Even if you don't agree with the author's conclusions--that the war in Iraq was handled badly--it DOES offer suggestions why Iraq and Iran in 2015 present such threats to America's security.
Fallows himself begins by describing the book's perspective (page x):
"The subject of the book is America's preparation for and conduct of its war in Iraq, whose combat phase began in March 2003. because that war played so large a part in the U. S. government response to the terrorist attacks of September 11, 2001, assessing the war naturally raises questions about the wisdom, competence, and effectiveness of the overall strategy against Islamic terrorism.
The cumulative argument of the book is that this strategy was gravely flawed in both design and execution."
The chapters cover various aspects of the Iraqi invasion and its aftermath.
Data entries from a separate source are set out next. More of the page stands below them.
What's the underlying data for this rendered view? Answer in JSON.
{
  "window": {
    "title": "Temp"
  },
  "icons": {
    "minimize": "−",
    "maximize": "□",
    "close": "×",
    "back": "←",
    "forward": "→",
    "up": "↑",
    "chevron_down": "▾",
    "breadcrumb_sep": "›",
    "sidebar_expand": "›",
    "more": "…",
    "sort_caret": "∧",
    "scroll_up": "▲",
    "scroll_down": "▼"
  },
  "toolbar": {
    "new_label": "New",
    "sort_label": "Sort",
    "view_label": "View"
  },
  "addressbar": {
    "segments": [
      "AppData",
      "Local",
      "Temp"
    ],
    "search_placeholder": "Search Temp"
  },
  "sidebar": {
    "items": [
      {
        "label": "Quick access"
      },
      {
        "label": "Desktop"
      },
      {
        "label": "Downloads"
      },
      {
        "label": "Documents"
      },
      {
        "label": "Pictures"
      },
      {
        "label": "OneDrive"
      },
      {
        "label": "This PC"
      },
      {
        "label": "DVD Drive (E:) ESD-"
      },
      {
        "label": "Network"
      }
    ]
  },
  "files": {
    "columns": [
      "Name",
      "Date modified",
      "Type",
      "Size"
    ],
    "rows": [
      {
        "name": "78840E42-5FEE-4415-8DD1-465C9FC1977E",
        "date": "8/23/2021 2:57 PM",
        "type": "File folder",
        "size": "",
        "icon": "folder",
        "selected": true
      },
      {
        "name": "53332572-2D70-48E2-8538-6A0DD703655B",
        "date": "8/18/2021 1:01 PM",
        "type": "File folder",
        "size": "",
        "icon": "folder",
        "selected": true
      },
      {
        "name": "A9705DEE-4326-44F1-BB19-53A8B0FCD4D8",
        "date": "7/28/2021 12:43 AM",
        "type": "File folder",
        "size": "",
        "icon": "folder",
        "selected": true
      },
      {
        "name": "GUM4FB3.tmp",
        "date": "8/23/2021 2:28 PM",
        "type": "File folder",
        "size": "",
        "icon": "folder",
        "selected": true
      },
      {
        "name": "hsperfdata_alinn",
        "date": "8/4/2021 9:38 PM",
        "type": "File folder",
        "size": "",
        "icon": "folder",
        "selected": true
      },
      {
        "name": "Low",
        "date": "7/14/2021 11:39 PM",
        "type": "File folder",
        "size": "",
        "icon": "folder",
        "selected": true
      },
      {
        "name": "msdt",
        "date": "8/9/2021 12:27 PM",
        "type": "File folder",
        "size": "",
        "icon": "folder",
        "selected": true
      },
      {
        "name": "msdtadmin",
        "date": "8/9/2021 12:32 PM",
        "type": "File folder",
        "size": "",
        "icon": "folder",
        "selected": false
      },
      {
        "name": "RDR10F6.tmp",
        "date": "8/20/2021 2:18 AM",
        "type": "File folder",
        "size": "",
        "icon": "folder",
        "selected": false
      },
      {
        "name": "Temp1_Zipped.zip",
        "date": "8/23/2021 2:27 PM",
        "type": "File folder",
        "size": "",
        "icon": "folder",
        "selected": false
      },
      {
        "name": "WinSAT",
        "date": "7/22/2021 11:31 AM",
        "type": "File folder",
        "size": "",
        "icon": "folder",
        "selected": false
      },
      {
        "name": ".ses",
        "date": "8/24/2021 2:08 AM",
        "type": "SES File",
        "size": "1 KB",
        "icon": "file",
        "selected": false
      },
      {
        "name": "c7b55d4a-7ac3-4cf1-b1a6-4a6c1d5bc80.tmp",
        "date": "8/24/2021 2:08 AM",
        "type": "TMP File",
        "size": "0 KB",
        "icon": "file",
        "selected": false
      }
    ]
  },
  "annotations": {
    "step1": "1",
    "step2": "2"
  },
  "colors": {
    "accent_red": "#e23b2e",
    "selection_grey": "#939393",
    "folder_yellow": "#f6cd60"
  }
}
The chapter entitled "The Fifty-First State?" is based on interviews with knowledgeable players before the invasion of Iraq. The focus was on what was likely to happen after the invasion, since all assumed that the American forces would walk over the Iraqi army. The essay's predictions do not all pan out (and Fallows adds footnotes to note more current information). However, it is interesting to see how a number of these predictions did come to fruition.
Other chapters explore Paul Bremer's terminating the Iraqi Army and his extreme de-Baathification program, how George Bush's original war on terror focusing on Afghanistan began to lose focus with the invasion of Iraq, and so on.
His conclusions are exceedingly harsh and may irritate many readers. He notes, to provide a flavor of his reflections, that (page 229):
"The country failed because individuals who led it failed. They made the wrong choices; they did not learn or listen; they were fools. No one responsible for these errors was dismissed from the administration. No senior officer was relieved or reprimanded."
In the final analysis, because of the approach, some of the material does appear dated. However, this perspective also provides an interesting test of how well (or poorly) Fallows and those people whom he interviewed perceived accurately what the longer term situation would actually be.
For those who do not have the time or energy to read the whole array of books on the Iraq war, Blind into Baghdad may be the one best book to select from that array.
Fallows deftly examines how the administration blithely ignored pre-war alerts concerning insufficient troop levels, red flags about possible post-war rioting, and military logistical problems. In addition, the vindictive nature of the administration is also evident as Fallows shows how those people raising hard questions about the war were swiftly scuttled. Finally, the author then gives an excellent analysis of how Bush and company completely fumbled the post-combat operations period when it started to become clear that the administration hadn't done its homework.
This book is not recommended for those with cardiac or circulatory troubles because it will definitely angry the blood.